Do you have a favorite site you would like to help show regularly? Come on!
Is there an activity such as Dutch oven cooking, woodworking, crocheting, weaving, harness driving, or heritage gardening that you would like to learn? Then, come on!
Do you have a skill you would like to share without being in the limelight? Again, come on!
We can accommodate you and you are welcome!
Two Dates for Freedom..
“Now, therefore, I Abraham Lincoln, President of the United States by virtue of the power in me vested as Commander in Chief of the Army and Navy of the United States in time of actual armed rebellion against the authority and Government of the United States, and as fit and necessary war measure for suppressing this rebellion, do on this 1st day of January A.D. 1863 . . . .order and designate as the States and parts of States wherein the people thereof respectively are this day in rebellion against the United States . . . ..I do order and declare that all persons held as slaves within said designated States and parts of States are and hence forward shall be free . . ."
The 13th Amendment to the Constitution, ratified on December 18, 1865, actually freed the slaves including those held in the four Confederate States that did not secede from the Union.
[Source: Shared by Bronzeville Historical Society Board of Directors and supported by the Illinois Historic Preservation Agency]
Recipe and Recipe
"Make you feel good" warm food has been on my mind. How about yours? My husband loves scalloped potatoes and this version seems "working wife" friendly.
Slow Cooker Scalloped Potatoes
Recipe adapted from Family Fresh Meals
1 cup sour cream (can use fat free)
1 can condensed cream of potato soup
1 tbsp Worcestershire sauce
2 lb small red potatoes (I peeled mine but that is optional)
1 1/2 cups shredded cheddar cheese
1/2 tsp paprika
3 tbsp chopped fresh chives for topping
Thinly slice potatoes and set aside. Mix sour cream, can of potato soup
and Worcestershire sauce together in a large bowl. Add thinly sliced
potatoes to the mixture and mix until all potatoes are well coated.
Spoon 1/2 of the potato mixture into a crock pot sprayed with cooking
spray. Top with 3/4 cup of shredded cheese. Repeat layer with
remaining potatoes and cheese. Cook on HIGH for 3.5 to 4.5 hours (or on

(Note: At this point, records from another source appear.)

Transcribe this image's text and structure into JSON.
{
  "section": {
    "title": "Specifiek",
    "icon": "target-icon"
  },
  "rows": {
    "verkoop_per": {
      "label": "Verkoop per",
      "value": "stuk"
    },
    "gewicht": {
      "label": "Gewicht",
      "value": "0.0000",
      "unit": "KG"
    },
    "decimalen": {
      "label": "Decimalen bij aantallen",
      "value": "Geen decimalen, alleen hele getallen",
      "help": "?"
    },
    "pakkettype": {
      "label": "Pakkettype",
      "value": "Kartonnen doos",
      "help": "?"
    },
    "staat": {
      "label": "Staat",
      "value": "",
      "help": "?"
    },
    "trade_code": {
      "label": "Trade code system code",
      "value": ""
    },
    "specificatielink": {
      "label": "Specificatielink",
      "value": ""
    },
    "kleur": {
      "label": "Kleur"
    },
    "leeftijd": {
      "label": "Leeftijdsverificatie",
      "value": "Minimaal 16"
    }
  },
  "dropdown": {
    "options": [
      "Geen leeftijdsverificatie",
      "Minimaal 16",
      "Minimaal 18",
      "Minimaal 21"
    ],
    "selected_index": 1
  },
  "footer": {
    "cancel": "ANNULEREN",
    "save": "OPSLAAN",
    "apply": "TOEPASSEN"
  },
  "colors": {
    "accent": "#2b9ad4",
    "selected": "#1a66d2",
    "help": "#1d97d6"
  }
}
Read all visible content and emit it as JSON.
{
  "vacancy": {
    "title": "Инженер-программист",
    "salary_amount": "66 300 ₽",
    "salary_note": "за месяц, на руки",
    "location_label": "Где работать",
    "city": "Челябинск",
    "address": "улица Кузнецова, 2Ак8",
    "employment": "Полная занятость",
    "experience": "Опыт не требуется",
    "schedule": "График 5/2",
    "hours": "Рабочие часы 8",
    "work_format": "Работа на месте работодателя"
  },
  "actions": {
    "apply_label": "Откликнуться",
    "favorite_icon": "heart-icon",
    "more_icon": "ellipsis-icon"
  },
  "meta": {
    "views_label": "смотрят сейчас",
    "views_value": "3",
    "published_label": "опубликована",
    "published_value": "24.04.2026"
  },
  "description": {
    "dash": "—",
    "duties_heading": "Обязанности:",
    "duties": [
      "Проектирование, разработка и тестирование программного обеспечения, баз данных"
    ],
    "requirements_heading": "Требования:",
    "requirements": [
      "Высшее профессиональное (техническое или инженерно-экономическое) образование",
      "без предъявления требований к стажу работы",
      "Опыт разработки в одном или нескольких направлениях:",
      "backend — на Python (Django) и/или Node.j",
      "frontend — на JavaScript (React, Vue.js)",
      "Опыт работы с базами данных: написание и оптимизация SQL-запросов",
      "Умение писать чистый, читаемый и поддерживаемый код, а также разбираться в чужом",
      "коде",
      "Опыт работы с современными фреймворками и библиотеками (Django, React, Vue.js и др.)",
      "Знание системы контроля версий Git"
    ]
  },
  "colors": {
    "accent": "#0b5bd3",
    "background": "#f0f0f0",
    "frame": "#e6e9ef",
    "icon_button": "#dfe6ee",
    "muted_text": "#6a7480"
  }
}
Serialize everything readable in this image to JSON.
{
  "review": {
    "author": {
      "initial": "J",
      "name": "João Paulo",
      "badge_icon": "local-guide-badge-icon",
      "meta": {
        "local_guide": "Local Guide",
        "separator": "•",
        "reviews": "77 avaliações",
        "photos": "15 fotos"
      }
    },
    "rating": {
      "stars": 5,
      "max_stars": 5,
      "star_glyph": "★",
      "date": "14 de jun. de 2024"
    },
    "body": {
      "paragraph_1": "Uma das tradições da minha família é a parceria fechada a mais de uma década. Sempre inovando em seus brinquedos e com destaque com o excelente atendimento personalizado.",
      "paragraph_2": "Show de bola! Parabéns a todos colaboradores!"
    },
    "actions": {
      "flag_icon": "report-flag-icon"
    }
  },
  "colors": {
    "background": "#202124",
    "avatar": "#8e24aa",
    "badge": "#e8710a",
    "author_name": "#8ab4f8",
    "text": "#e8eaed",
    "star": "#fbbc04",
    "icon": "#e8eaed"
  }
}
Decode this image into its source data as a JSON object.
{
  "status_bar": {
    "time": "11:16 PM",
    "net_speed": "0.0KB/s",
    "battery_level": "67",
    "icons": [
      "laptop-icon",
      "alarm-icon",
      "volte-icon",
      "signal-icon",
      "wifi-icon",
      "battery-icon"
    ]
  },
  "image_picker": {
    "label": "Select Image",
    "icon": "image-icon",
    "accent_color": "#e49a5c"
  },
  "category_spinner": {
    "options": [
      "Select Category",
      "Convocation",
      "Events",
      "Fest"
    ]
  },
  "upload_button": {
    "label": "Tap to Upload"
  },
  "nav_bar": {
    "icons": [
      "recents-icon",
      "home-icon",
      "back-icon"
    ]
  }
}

LOW 7 to 8 hours). Serve topped with a sprinkle of paprika and chives.
Another food subject I have been hearing lately, has been the Southern tradition of eating Blackeyed Peas on New Year's Day for Good Luck in the coming year. Here are a couple of links to sites discussing the history of eating peas for good luck and the way this turned into a shared "tradition." Feel free to write in and let us know if you think the hoax became reality.
Best Ever Black-eyed Peas
1 (16 ounce) package dried black-eyed peas
6 cups water
1 medium onion, chopped
2 cloves garlic, minced
1 teaspoon salt
1/2 teaspoon black pepper
1 teaspoon sugar
1 ham hocks or 2 cups cooked ham, cut into small cubes
1 -2 jalapeno pepper, seeds removed and chopped
Sort and wash peas; place in a large Dutch oven.
Add remaining ingredients and bring to a boil.
Cover, reduce heat and simmer for 1- 1 1/2 hours, or until peas are tender.
[Source: http://www.food.com/recipe/best-ever-black-eyed-peas-50159?oc=linkback ]
Coming Soon - 2013 Calendars of Events!
January Events - Sign up early
Volunteer opportunities! Call Vicky at 870-983-2558 or email.